There are many parallels between administering anesthesia and flying a plane — for instance, both include multiple checklists and systematic review of processes — so it was no surprise that Sholes began taking flight lessons while in medical school. “It was such a freeing experience to slip the bonds of gravity and soar amongst the clouds,” he says, adding that he was fortunate to be accepted into the U.S. Navy’s flight surgeon training program. There, he learned aerospace medicine and experienced the rigors of pilot training firsthand.

Five years of active duty later, Sholes owns his own plane, a four-seater single-engine Piper Arrow, and is an anesthesiology resident at the University of North Carolina at Chapel Hill. This summer, during a weekend on call, he learned that the childhood home of one of his colleagues, neurosurgeon Randi Barnett, had flooded and her family was displaced after historic flooding in Kentucky.

“I thought of what anguish my colleague must be experiencing performing life-saving surgeries for her patients but unable to leave to help her family,” he says.

He was ready for his next mission, so he offered to help.

What began as an impromptu flight mission became a way for colleagues to show their support for Barnett and her hometown. As soon as flight restrictions were lifted, Sholes and Barnett headed for the heart of the flooding zone and her home in Hazard, Kentucky, carrying more than 400 pounds of supplies in tow.

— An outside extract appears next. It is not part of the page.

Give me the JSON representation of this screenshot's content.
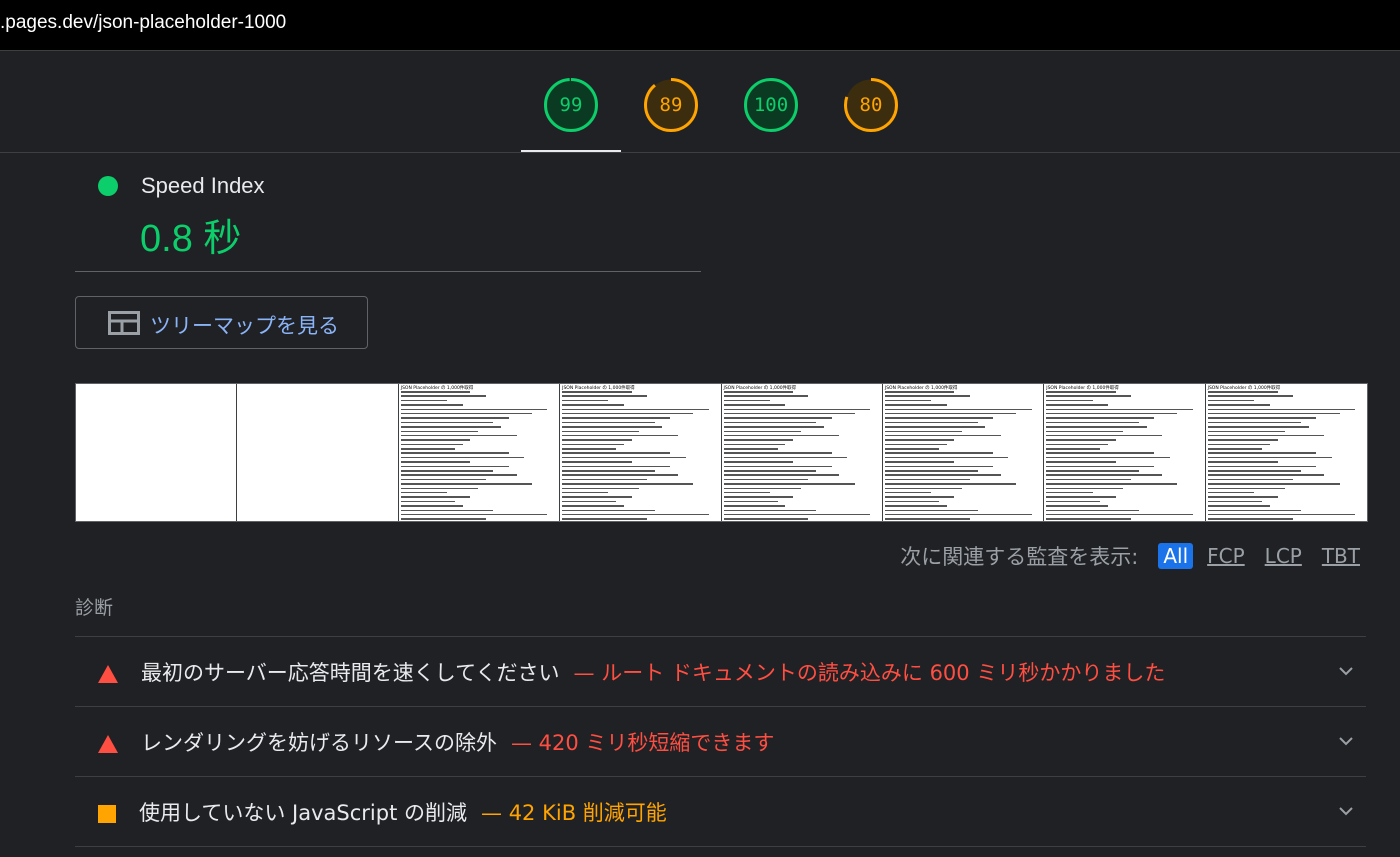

Because of poor visibility, Sholes flew by just the reference of the plane’s instruments. When they arrived, “we appeared to be the first civilian airplane to land into the airfield,” he says. “We had safely brought Dr. Barnett home.”

Seeing his colleague get the chance to hug her family and make sure they were OK made it all worth it. They grudgingly left Kentucky, knowing there was still much work to be done but thankful for the small part they played in bringing help.

At every point in his career, Sholes is paying it forward. He attributes his success to the mentorship of professors like Miyamoto and others who have guided him throughout his career.

“Finding myself in a medical career that I love and being able to continue to pursue my passion for aviation is something that has been incredibly fulfilling for me,” he says. “Be grateful for wherever you are in your life’s journey and always seek mentors in everything you do.”